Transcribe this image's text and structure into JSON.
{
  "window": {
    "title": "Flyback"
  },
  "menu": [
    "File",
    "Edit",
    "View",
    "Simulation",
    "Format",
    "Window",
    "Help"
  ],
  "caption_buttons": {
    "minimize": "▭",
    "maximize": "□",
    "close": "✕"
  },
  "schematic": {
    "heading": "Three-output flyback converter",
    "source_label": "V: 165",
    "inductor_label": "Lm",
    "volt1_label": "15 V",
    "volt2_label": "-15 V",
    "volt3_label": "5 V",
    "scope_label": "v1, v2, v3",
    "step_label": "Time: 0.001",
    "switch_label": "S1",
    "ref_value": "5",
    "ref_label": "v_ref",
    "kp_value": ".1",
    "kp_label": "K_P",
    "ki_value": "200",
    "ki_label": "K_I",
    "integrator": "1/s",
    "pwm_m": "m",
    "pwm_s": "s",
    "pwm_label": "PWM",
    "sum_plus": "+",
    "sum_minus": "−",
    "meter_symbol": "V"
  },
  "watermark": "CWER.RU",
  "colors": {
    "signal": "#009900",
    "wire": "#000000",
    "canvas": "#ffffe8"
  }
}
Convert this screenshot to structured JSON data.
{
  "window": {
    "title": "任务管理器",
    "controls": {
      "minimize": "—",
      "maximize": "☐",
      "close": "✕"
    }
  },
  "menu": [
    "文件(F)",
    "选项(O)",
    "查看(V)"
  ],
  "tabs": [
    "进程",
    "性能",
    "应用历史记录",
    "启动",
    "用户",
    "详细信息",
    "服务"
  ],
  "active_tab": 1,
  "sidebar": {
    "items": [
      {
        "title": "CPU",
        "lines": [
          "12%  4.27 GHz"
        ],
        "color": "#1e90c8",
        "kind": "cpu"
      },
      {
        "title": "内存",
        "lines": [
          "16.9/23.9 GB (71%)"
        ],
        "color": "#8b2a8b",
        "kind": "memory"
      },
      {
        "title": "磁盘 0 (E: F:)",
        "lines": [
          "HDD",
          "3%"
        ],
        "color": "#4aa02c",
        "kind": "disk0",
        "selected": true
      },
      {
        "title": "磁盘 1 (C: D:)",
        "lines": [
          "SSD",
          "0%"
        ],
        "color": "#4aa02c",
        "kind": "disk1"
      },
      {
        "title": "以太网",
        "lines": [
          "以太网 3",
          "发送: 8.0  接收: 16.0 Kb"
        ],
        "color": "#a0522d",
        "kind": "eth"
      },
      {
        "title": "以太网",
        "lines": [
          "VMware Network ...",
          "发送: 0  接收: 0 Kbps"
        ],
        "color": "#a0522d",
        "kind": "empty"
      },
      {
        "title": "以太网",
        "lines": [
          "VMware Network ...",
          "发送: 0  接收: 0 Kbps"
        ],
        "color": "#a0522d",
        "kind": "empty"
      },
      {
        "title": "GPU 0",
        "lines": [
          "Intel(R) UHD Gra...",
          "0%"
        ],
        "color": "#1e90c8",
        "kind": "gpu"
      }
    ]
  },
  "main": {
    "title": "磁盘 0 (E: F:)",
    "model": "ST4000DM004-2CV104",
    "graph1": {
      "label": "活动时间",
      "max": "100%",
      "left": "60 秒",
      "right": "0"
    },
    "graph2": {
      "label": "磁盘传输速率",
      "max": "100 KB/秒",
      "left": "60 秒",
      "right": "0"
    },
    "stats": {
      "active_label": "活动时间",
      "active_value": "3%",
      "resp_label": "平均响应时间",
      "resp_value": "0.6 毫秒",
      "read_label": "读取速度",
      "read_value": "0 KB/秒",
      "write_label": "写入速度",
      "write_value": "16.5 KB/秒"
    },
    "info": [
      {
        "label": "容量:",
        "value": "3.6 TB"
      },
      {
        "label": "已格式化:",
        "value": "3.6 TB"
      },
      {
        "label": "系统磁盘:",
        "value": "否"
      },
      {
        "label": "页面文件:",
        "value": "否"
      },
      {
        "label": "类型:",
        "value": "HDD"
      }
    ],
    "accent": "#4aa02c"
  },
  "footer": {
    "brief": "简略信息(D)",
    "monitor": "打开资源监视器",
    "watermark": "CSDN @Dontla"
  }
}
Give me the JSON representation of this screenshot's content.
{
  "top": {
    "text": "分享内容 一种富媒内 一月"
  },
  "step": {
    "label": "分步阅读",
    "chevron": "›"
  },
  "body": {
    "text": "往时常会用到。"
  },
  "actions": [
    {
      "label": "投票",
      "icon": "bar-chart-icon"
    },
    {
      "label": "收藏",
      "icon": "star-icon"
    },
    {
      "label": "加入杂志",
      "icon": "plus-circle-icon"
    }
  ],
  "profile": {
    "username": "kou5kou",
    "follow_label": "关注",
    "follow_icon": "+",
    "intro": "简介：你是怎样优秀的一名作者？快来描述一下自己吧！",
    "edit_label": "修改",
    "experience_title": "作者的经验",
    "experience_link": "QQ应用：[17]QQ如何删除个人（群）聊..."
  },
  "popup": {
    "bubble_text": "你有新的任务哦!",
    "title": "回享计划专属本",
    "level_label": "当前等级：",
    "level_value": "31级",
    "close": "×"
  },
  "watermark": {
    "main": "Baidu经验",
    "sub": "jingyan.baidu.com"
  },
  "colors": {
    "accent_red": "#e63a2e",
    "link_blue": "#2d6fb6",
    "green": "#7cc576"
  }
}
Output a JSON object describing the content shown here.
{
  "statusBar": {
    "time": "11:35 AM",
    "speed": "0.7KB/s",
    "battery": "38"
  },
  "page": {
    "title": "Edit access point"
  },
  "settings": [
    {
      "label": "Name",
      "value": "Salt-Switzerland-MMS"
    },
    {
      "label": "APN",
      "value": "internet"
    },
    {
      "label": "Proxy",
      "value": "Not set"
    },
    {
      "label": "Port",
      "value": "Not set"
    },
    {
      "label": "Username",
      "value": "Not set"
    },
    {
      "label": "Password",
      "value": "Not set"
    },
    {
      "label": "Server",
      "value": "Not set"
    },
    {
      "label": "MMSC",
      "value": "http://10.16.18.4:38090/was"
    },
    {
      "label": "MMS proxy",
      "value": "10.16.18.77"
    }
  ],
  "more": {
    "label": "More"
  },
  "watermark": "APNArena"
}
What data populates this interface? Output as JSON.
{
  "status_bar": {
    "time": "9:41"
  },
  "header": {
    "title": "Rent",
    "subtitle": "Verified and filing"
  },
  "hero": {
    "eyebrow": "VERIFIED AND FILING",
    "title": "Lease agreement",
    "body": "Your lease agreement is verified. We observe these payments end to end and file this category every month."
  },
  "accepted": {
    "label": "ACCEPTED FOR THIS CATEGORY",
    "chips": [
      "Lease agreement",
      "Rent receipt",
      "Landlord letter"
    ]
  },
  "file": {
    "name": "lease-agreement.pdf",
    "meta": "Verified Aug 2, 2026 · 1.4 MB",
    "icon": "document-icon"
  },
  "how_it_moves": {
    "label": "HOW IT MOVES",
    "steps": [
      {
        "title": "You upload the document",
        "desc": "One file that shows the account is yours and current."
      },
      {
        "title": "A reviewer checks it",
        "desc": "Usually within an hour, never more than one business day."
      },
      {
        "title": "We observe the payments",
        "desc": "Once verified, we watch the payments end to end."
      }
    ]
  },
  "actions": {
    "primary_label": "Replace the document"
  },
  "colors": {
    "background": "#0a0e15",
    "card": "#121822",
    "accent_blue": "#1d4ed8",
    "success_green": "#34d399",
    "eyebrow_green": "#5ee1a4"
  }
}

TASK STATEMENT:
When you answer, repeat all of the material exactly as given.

RESPONSE TO THIS EXERCISE:
Transcribe this image's text and structure into JSON.
{
  "window": {
    "title": "Flyback"
  },
  "menu": [
    "File",
    "Edit",
    "View",
    "Simulation",
    "Format",
    "Window",
    "Help"
  ],
  "caption_buttons": {
    "minimize": "▭",
    "maximize": "□",
    "close": "✕"
  },
  "schematic": {
    "heading": "Three-output flyback converter",
    "source_label": "V: 165",
    "inductor_label": "Lm",
    "volt1_label": "15 V",
    "volt2_label": "-15 V",
    "volt3_label": "5 V",
    "scope_label": "v1, v2, v3",
    "step_label": "Time: 0.001",
    "switch_label": "S1",
    "ref_value": "5",
    "ref_label": "v_ref",
    "kp_value": ".1",
    "kp_label": "K_P",
    "ki_value": "200",
    "ki_label": "K_I",
    "integrator": "1/s",
    "pwm_m": "m",
    "pwm_s": "s",
    "pwm_label": "PWM",
    "sum_plus": "+",
    "sum_minus": "−",
    "meter_symbol": "V"
  },
  "watermark": "CWER.RU",
  "colors": {
    "signal": "#009900",
    "wire": "#000000",
    "canvas": "#ffffe8"
  }
}
Convert this screenshot to structured JSON data.
{
  "window": {
    "title": "任务管理器",
    "controls": {
      "minimize": "—",
      "maximize": "☐",
      "close": "✕"
    }
  },
  "menu": [
    "文件(F)",
    "选项(O)",
    "查看(V)"
  ],
  "tabs": [
    "进程",
    "性能",
    "应用历史记录",
    "启动",
    "用户",
    "详细信息",
    "服务"
  ],
  "active_tab": 1,
  "sidebar": {
    "items": [
      {
        "title": "CPU",
        "lines": [
          "12%  4.27 GHz"
        ],
        "color": "#1e90c8",
        "kind": "cpu"
      },
      {
        "title": "内存",
        "lines": [
          "16.9/23.9 GB (71%)"
        ],
        "color": "#8b2a8b",
        "kind": "memory"
      },
      {
        "title": "磁盘 0 (E: F:)",
        "lines": [
          "HDD",
          "3%"
        ],
        "color": "#4aa02c",
        "kind": "disk0",
        "selected": true
      },
      {
        "title": "磁盘 1 (C: D:)",
        "lines": [
          "SSD",
          "0%"
        ],
        "color": "#4aa02c",
        "kind": "disk1"
      },
      {
        "title": "以太网",
        "lines": [
          "以太网 3",
          "发送: 8.0  接收: 16.0 Kb"
        ],
        "color": "#a0522d",
        "kind": "eth"
      },
      {
        "title": "以太网",
        "lines": [
          "VMware Network ...",
          "发送: 0  接收: 0 Kbps"
        ],
        "color": "#a0522d",
        "kind": "empty"
      },
      {
        "title": "以太网",
        "lines": [
          "VMware Network ...",
          "发送: 0  接收: 0 Kbps"
        ],
        "color": "#a0522d",
        "kind": "empty"
      },
      {
        "title": "GPU 0",
        "lines": [
          "Intel(R) UHD Gra...",
          "0%"
        ],
        "color": "#1e90c8",
        "kind": "gpu"
      }
    ]
  },
  "main": {
    "title": "磁盘 0 (E: F:)",
    "model": "ST4000DM004-2CV104",
    "graph1": {
      "label": "活动时间",
      "max": "100%",
      "left": "60 秒",
      "right": "0"
    },
    "graph2": {
      "label": "磁盘传输速率",
      "max": "100 KB/秒",
      "left": "60 秒",
      "right": "0"
    },
    "stats": {
      "active_label": "活动时间",
      "active_value": "3%",
      "resp_label": "平均响应时间",
      "resp_value": "0.6 毫秒",
      "read_label": "读取速度",
      "read_value": "0 KB/秒",
      "write_label": "写入速度",
      "write_value": "16.5 KB/秒"
    },
    "info": [
      {
        "label": "容量:",
        "value": "3.6 TB"
      },
      {
        "label": "已格式化:",
        "value": "3.6 TB"
      },
      {
        "label": "系统磁盘:",
        "value": "否"
      },
      {
        "label": "页面文件:",
        "value": "否"
      },
      {
        "label": "类型:",
        "value": "HDD"
      }
    ],
    "accent": "#4aa02c"
  },
  "footer": {
    "brief": "简略信息(D)",
    "monitor": "打开资源监视器",
    "watermark": "CSDN @Dontla"
  }
}
Give me the JSON representation of this screenshot's content.
{
  "top": {
    "text": "分享内容 一种富媒内 一月"
  },
  "step": {
    "label": "分步阅读",
    "chevron": "›"
  },
  "body": {
    "text": "往时常会用到。"
  },
  "actions": [
    {
      "label": "投票",
      "icon": "bar-chart-icon"
    },
    {
      "label": "收藏",
      "icon": "star-icon"
    },
    {
      "label": "加入杂志",
      "icon": "plus-circle-icon"
    }
  ],
  "profile": {
    "username": "kou5kou",
    "follow_label": "关注",
    "follow_icon": "+",
    "intro": "简介：你是怎样优秀的一名作者？快来描述一下自己吧！",
    "edit_label": "修改",
    "experience_title": "作者的经验",
    "experience_link": "QQ应用：[17]QQ如何删除个人（群）聊..."
  },
  "popup": {
    "bubble_text": "你有新的任务哦!",
    "title": "回享计划专属本",
    "level_label": "当前等级：",
    "level_value": "31级",
    "close": "×"
  },
  "watermark": {
    "main": "Baidu经验",
    "sub": "jingyan.baidu.com"
  },
  "colors": {
    "accent_red": "#e63a2e",
    "link_blue": "#2d6fb6",
    "green": "#7cc576"
  }
}
Output a JSON object describing the content shown here.
{
  "statusBar": {
    "time": "11:35 AM",
    "speed": "0.7KB/s",
    "battery": "38"
  },
  "page": {
    "title": "Edit access point"
  },
  "settings": [
    {
      "label": "Name",
      "value": "Salt-Switzerland-MMS"
    },
    {
      "label": "APN",
      "value": "internet"
    },
    {
      "label": "Proxy",
      "value": "Not set"
    },
    {
      "label": "Port",
      "value": "Not set"
    },
    {
      "label": "Username",
      "value": "Not set"
    },
    {
      "label": "Password",
      "value": "Not set"
    },
    {
      "label": "Server",
      "value": "Not set"
    },
    {
      "label": "MMSC",
      "value": "http://10.16.18.4:38090/was"
    },
    {
      "label": "MMS proxy",
      "value": "10.16.18.77"
    }
  ],
  "more": {
    "label": "More"
  },
  "watermark": "APNArena"
}
What data populates this interface? Output as JSON.
{
  "status_bar": {
    "time": "9:41"
  },
  "header": {
    "title": "Rent",
    "subtitle": "Verified and filing"
  },
  "hero": {
    "eyebrow": "VERIFIED AND FILING",
    "title": "Lease agreement",
    "body": "Your lease agreement is verified. We observe these payments end to end and file this category every month."
  },
  "accepted": {
    "label": "ACCEPTED FOR THIS CATEGORY",
    "chips": [
      "Lease agreement",
      "Rent receipt",
      "Landlord letter"
    ]
  },
  "file": {
    "name": "lease-agreement.pdf",
    "meta": "Verified Aug 2, 2026 · 1.4 MB",
    "icon": "document-icon"
  },
  "how_it_moves": {
    "label": "HOW IT MOVES",
    "steps": [
      {
        "title": "You upload the document",
        "desc": "One file that shows the account is yours and current."
      },
      {
        "title": "A reviewer checks it",
        "desc": "Usually within an hour, never more than one business day."
      },
      {
        "title": "We observe the payments",
        "desc": "Once verified, we watch the payments end to end."
      }
    ]
  },
  "actions": {
    "primary_label": "Replace the document"
  },
  "colors": {
    "background": "#0a0e15",
    "card": "#121822",
    "accent_blue": "#1d4ed8",
    "success_green": "#34d399",
    "eyebrow_green": "#5ee1a4"
  }
}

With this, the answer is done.